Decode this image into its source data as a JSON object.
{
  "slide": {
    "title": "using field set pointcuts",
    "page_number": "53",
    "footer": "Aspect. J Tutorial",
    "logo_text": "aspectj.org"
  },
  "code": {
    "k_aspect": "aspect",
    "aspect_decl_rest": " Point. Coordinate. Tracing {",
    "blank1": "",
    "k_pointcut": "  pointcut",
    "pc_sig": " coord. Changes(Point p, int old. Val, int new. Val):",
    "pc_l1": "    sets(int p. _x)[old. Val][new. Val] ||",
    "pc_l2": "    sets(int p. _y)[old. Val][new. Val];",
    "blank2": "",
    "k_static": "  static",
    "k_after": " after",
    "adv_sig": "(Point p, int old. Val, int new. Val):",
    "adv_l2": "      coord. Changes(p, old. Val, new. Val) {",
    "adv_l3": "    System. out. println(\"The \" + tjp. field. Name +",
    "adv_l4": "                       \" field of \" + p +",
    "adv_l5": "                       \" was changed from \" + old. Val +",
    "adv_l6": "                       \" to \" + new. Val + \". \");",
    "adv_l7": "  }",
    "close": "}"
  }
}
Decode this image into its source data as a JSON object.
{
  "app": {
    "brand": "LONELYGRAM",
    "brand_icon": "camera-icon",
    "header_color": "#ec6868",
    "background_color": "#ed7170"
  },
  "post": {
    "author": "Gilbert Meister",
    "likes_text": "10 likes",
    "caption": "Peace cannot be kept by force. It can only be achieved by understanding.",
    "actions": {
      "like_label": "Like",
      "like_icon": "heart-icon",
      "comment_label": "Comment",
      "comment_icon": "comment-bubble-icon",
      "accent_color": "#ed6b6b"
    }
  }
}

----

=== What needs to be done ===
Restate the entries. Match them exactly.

=== Response to this task ===
Decode this image into its source data as a JSON object.
{
  "slide": {
    "title": "using field set pointcuts",
    "page_number": "53",
    "footer": "Aspect. J Tutorial",
    "logo_text": "aspectj.org"
  },
  "code": {
    "k_aspect": "aspect",
    "aspect_decl_rest": " Point. Coordinate. Tracing {",
    "blank1": "",
    "k_pointcut": "  pointcut",
    "pc_sig": " coord. Changes(Point p, int old. Val, int new. Val):",
    "pc_l1": "    sets(int p. _x)[old. Val][new. Val] ||",
    "pc_l2": "    sets(int p. _y)[old. Val][new. Val];",
    "blank2": "",
    "k_static": "  static",
    "k_after": " after",
    "adv_sig": "(Point p, int old. Val, int new. Val):",
    "adv_l2": "      coord. Changes(p, old. Val, new. Val) {",
    "adv_l3": "    System. out. println(\"The \" + tjp. field. Name +",
    "adv_l4": "                       \" field of \" + p +",
    "adv_l5": "                       \" was changed from \" + old. Val +",
    "adv_l6": "                       \" to \" + new. Val + \". \");",
    "adv_l7": "  }",
    "close": "}"
  }
}
Decode this image into its source data as a JSON object.
{
  "app": {
    "brand": "LONELYGRAM",
    "brand_icon": "camera-icon",
    "header_color": "#ec6868",
    "background_color": "#ed7170"
  },
  "post": {
    "author": "Gilbert Meister",
    "likes_text": "10 likes",
    "caption": "Peace cannot be kept by force. It can only be achieved by understanding.",
    "actions": {
      "like_label": "Like",
      "like_icon": "heart-icon",
      "comment_label": "Comment",
      "comment_icon": "comment-bubble-icon",
      "accent_color": "#ed6b6b"
    }
  }
}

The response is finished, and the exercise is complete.